They describe themselves as mild-mannered introverts who suffer from an array of chronic medical problems. On their wedding day in 2011, the groom was 43 years old and the bride 39, yet it was marriage No. Today, their blended family is a sprawling, sometimes uneasy ensemble of two sharp-eyed sons from her two previous husbands, a daughter and son from his second marriage, ex-spouses of varying degrees of involvement, the partners of ex-spouses, the bemused in-laws and a kitten named Agnes that likes to sleep on computer keyboards.
They love crossword puzzles, football, going to museums and reading five or six books at a time.
Factor in four years of college and maybe graduate school, or a parentally subsidized internship with the local theater company, and say hello to your million-dollar bundle of oh joy.
As steep as the fertility decline has been, the marriage rate has fallen more sharply, particularly among young women, who do most of the nation’s childbearing.
One big reason is the soaring cost of ushering offspring to functional independence.
We are still very much in the midst of it.” Yet for all the restless shape-shifting of the American family, researchers who comb through census, survey and historical data and conduct field studies of ordinary home life have identified a number of key emerging themes.If the Burnses seem atypical as an American nuclear family, how about the Schulte-Waysers, a merry band of two married dads, six kids and two dogs?Or the Indrakrishnans, a successful immigrant couple in Atlanta whose teenage daughter divides her time between prosaic homework and the precision footwork of ancient Hindu dance; the Glusacs of Los Angeles, with their two nearly grown children and their litany of middle-class challenges that seem like minor sagas; Ana Perez and Julian Hill of Harlem, unmarried and just getting by, but with Warren Buffett-size dreams for their three young children; and the alarming number of families with incarcerated parents, a sorry byproduct of America’s status as the world’s leading jailer.“We’re seeing a class divide not only between the haves and the have-nots, but between the I do’s and the I do nots,” Dr. Those who are enjoying the perks of a good marriage “wouldn’t stand for any other kind,” she said, while those who would benefit most from marital stability “are the ones least likely to have the resources to sustain it.” Yet across the divide runs a white picket fence, our unshakable star-spangled belief in the value of marriage and family. “It means everything,” said Linda Mc Adam, 28, who is in human resources on Long Island. “It’s almost like a weight,” said Rob Fee, 26, a financial analyst in San Francisco, “a heavy weight.” Or as the comedian George Burns said, “Happiness is having a large, loving, caring, close-knit family in another city.” In charting the differences between today’s families and those of the past, demographers start with the kids — or rather the lack of them.We marry, divorce and remarry at rates not seen anywhere else in the developed world. The nation’s birthrate today is half what it was in 1960, and last year hit its lowest point ever.

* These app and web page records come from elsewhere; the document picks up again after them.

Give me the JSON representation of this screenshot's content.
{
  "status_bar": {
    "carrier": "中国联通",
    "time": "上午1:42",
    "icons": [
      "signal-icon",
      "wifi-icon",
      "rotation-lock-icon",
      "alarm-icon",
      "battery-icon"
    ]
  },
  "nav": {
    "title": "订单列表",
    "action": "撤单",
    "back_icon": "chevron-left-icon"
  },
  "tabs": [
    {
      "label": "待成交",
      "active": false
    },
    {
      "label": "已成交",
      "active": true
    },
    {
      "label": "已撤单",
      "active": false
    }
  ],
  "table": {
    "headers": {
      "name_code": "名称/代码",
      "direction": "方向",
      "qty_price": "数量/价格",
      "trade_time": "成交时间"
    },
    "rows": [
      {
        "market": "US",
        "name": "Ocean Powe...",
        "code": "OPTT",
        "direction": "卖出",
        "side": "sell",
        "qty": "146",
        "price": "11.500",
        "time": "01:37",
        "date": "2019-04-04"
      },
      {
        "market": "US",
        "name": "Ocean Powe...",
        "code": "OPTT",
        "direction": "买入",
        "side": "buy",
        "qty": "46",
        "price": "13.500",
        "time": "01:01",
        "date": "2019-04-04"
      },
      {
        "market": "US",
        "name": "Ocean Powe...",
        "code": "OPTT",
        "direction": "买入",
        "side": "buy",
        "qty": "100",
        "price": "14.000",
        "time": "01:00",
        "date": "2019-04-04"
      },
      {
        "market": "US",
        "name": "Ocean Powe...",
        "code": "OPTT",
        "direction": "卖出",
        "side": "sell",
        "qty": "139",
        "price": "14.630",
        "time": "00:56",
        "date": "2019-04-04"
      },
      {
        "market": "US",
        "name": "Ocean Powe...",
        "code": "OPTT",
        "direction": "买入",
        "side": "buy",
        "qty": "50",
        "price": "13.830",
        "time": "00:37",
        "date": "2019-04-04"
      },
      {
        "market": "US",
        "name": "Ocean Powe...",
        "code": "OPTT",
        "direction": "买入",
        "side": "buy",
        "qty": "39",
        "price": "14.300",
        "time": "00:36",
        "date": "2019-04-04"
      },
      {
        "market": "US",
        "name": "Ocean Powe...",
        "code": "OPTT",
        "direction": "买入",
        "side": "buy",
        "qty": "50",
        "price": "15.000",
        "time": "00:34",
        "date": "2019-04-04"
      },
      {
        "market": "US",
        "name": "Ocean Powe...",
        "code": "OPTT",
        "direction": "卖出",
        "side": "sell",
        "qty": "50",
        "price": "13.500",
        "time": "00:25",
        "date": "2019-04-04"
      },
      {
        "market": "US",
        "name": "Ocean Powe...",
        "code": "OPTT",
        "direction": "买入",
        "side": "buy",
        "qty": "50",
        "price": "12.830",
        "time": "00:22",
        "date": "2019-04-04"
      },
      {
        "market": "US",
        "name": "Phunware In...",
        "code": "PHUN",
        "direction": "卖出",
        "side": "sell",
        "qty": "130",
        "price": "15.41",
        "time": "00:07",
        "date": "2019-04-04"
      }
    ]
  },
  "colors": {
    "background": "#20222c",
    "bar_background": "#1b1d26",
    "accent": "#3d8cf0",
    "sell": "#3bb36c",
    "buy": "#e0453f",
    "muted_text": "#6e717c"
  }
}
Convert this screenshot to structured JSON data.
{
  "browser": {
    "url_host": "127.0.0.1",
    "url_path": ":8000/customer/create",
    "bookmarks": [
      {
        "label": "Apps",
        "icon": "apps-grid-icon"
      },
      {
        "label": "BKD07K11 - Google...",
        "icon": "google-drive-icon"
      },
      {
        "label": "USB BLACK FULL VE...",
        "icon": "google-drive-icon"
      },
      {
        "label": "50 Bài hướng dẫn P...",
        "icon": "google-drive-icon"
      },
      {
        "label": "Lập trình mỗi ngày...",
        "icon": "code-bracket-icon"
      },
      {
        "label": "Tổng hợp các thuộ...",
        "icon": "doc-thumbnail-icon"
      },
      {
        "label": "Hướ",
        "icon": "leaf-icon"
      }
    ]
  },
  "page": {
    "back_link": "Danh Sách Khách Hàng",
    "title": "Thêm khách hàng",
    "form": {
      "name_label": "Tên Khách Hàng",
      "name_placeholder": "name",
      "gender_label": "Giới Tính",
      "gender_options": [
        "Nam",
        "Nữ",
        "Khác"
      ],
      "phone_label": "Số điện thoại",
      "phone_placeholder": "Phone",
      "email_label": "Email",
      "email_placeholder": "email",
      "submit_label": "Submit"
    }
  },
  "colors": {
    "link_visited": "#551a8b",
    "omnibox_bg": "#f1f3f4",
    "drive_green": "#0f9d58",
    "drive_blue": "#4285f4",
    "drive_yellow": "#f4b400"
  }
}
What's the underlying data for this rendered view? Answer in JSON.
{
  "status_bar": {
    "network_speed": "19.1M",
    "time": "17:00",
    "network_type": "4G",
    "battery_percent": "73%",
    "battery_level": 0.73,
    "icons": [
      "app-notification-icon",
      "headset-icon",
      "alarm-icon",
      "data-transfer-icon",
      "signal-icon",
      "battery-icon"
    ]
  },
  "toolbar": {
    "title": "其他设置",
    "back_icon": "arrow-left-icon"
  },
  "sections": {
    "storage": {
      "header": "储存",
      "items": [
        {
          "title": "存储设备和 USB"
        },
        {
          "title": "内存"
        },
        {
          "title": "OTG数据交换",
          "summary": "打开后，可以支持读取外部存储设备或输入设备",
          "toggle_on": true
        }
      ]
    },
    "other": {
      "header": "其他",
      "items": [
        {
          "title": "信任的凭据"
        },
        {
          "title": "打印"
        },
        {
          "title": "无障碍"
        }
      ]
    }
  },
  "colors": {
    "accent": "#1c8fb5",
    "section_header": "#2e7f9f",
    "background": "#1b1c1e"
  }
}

Sixty-two percent of the public, and 72 percent of adults under 30, view the ideal marriage as one in which husband and wife both work and share child care and household duties; back when Jimmy Carter was president, less than half of the population approved of the dual-income family, and less than half of 1 percent of husbands knew how to operate a sponge mop.